(Entries from a dataset of interfaces)
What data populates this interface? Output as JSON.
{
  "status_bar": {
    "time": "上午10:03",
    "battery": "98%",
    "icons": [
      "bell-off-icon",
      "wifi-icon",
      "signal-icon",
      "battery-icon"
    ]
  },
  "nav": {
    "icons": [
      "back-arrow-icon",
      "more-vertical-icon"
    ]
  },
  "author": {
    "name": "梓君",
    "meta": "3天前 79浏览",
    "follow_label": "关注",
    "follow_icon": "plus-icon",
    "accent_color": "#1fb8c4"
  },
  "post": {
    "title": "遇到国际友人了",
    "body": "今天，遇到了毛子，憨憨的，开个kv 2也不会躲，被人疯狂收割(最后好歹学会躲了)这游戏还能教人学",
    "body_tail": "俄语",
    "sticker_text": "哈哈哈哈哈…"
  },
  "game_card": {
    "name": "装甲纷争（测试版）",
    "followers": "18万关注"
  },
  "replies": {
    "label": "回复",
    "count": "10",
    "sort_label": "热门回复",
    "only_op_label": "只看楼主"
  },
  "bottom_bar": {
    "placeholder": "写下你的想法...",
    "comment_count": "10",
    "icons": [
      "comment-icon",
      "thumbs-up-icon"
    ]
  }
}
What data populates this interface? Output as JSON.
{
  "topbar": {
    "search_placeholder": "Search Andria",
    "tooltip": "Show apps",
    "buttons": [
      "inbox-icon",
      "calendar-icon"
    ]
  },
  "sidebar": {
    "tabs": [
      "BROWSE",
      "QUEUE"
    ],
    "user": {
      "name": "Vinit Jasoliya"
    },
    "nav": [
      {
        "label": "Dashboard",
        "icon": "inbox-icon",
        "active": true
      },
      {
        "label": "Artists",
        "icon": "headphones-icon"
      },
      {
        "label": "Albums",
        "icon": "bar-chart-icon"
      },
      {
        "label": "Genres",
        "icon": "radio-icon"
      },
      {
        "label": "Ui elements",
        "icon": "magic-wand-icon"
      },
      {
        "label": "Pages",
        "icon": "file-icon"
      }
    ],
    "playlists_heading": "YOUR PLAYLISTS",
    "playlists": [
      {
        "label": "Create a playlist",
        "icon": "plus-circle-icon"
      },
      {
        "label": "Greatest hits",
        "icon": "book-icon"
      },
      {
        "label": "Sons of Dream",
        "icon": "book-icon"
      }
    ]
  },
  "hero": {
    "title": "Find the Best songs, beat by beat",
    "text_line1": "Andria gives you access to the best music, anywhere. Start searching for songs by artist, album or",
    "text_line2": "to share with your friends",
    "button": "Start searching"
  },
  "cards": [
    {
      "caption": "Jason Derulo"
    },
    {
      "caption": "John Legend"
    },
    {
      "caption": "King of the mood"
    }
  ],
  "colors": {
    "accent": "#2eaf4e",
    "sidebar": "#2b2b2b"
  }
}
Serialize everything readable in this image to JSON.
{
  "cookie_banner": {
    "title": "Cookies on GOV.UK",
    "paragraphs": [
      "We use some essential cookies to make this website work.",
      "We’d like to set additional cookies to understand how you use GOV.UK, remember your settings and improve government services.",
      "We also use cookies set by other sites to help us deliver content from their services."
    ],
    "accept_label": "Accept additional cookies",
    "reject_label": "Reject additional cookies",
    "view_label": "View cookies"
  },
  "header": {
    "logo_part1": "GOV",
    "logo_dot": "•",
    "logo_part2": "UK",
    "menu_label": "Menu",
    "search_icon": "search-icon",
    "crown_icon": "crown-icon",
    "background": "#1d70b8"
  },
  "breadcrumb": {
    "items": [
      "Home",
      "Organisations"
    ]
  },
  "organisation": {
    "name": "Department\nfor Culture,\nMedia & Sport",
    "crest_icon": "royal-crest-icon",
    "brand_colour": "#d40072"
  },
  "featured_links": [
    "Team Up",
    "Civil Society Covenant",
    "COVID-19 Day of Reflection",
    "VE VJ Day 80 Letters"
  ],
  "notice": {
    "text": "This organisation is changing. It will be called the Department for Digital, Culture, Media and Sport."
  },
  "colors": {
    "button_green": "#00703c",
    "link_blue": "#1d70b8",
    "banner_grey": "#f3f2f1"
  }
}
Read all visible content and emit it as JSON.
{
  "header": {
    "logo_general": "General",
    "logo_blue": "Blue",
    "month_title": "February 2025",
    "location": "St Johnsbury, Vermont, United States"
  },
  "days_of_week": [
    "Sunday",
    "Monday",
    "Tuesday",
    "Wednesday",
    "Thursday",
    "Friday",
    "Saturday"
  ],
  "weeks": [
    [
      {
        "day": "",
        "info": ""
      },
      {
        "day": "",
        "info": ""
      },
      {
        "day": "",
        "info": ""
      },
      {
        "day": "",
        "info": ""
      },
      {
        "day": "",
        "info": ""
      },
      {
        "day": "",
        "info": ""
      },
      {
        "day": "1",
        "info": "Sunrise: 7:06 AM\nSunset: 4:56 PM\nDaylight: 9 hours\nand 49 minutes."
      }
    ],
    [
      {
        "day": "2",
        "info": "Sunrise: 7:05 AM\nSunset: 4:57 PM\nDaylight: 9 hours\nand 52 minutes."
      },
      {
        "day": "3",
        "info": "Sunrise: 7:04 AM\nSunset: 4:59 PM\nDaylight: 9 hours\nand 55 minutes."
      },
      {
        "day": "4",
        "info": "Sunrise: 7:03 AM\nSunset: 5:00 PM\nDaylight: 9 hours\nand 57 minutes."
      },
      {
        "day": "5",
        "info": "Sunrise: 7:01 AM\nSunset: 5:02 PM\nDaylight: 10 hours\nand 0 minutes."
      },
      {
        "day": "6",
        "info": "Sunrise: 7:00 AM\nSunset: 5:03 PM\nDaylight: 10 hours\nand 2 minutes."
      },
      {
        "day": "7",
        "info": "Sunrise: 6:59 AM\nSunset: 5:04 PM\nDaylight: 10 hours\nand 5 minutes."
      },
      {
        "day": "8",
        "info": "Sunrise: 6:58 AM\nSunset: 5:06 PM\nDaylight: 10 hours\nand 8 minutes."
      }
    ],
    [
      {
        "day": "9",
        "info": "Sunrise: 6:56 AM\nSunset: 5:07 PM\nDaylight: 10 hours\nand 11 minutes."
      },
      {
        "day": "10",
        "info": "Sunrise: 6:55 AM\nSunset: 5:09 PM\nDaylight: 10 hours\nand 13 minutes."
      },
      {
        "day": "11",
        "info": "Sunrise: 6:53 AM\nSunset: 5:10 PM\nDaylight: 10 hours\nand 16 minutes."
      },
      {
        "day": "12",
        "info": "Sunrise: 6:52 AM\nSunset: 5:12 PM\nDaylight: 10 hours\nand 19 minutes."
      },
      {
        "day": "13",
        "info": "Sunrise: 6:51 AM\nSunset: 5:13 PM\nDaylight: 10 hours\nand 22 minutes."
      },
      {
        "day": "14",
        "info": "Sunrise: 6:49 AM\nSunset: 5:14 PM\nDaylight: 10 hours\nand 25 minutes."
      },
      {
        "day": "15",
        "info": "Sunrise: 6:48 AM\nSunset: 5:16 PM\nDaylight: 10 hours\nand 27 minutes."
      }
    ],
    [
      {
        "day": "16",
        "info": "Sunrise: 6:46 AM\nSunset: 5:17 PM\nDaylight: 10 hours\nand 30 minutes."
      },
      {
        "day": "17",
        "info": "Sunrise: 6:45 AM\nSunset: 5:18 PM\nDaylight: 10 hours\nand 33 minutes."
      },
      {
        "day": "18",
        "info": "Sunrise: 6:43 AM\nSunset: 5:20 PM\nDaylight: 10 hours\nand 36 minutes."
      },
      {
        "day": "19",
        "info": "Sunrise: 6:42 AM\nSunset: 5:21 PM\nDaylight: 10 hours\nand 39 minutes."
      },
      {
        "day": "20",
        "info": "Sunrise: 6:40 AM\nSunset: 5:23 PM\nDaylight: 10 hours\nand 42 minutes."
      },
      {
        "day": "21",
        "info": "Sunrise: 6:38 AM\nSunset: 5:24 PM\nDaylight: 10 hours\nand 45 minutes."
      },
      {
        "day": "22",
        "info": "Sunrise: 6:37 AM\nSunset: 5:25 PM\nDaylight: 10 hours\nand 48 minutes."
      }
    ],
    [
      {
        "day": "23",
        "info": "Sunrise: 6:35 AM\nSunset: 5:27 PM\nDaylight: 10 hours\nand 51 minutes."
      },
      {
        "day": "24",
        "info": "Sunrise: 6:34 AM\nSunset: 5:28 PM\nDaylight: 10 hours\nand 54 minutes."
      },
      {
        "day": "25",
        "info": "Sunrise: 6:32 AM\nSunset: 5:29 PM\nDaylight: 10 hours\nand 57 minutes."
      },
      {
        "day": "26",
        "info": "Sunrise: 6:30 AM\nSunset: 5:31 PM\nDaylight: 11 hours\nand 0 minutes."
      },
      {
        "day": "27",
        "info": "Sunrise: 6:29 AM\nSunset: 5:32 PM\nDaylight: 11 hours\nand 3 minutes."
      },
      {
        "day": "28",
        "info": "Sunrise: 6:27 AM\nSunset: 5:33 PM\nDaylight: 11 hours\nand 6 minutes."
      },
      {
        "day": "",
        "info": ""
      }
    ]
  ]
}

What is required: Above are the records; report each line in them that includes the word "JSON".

Response to the exercise:
What data populates this interface? Output as JSON.
What data populates this interface? Output as JSON.
Serialize everything readable in this image to JSON.
Read all visible content and emit it as JSON.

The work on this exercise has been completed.